  24. leonpeyre says

    Yikes — being compared to Pat Robertson squicks me right down to the bone.

    Not to worry PZ–the point of this is to contrast you with Evil Uncle Chuckles. I would take it as a point of pride, myself.

  25. kaleissin says

    Well PZ, you look like that grandpa everyone would love to have (it’s the silvery santa-to-be beard that does it as you well know) and wozzisface looks like a used car salesman of the count-your fingers variety. The text is perfectly unnecessary.

  26. says

    Blamed Haitians for their 2010 earthquake, because they “swore a pact to the devil”

    Ah yes, this. Because black people could never beat white people in a war without satanic intervention. Fuck, I’d forgotten about that.

  27. Azkyroth says

    …where was this the last time I had marshmallowheaded “liberal” theists being whining shits about my answering the question “what other [non-supernatural] explanation could there possibly be?” :(

  28. tim rowledge, Ersatz Haderach says

    With apologies for the pedantry, but I think that was meant to be “First of all, she’s black…”

    Which reminds of the B5 line
    “who do they think I am, the Pope? I look nothing like her!”
    Which is funny for the obvious reason and sad because of the whole RCC still being around in 2260 thing.

  29. says

    Which guy would you rather have read your kids a bedtime story — fuzzy science dude wearing relaxed and comfortable clothing or slicked back fake smiling in boring coat and tie?

  30. Amphiox says

    I hope you folks realize that you’re ridiculing a man to whom God revealed the next president of the United States.

    You know, it’s not really that hard to guess correctly from a field of two (or even, on occasion, 3 or 4).

    Is that all that Robertson’s god can manage?

    Now, if he had predicted the 2008 US president back in 1866, that would have been a little bit more interesting.

  31. birgerjohansson says
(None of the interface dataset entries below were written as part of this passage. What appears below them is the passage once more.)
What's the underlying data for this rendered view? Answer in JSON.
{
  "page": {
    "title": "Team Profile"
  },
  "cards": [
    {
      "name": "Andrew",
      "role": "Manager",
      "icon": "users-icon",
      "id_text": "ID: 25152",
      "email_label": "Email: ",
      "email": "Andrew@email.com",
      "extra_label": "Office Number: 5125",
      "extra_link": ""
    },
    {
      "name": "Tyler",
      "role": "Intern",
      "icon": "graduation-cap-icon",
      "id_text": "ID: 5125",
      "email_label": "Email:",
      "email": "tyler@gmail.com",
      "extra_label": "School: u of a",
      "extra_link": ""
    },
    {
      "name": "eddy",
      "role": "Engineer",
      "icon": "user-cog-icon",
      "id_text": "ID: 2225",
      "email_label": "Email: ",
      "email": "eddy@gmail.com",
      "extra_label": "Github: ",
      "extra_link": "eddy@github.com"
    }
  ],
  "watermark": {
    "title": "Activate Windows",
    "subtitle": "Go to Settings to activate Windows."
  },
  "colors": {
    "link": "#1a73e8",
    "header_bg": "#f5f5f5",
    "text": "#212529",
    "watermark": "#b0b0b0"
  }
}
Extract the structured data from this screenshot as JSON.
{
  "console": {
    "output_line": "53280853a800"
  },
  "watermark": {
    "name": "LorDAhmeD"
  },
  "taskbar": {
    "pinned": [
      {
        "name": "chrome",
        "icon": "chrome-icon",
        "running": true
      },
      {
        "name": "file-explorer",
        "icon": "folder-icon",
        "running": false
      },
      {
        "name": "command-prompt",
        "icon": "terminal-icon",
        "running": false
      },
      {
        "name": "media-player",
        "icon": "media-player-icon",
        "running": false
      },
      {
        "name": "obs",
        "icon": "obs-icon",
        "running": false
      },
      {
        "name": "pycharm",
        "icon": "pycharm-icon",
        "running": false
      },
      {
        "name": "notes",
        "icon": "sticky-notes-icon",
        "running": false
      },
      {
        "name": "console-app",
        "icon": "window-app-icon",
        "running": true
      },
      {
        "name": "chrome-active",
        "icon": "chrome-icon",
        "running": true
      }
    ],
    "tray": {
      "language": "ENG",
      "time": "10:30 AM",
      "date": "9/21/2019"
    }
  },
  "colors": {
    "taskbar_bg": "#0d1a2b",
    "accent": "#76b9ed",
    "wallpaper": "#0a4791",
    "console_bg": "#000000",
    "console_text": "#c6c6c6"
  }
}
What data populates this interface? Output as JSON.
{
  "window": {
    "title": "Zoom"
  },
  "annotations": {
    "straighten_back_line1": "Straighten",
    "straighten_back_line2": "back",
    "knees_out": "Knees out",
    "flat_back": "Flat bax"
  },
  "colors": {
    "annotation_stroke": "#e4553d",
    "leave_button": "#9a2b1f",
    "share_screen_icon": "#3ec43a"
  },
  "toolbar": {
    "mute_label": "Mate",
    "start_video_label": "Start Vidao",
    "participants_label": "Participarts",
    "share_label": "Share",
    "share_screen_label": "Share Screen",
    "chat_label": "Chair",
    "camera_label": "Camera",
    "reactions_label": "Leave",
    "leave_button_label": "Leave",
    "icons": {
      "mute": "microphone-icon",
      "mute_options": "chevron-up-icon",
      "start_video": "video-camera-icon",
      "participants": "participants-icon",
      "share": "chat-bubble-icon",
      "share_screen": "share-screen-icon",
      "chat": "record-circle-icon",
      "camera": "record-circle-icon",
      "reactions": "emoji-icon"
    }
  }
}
    Interrobang:
    “Pat Robertson also has weird-looking ( shapes where his eyes ought to be. I suspect this is because he’s actually an alien, and his human costume doesn’t fit him very well anymore”

    -I think it must be Kang, or the other Simpsons fellow.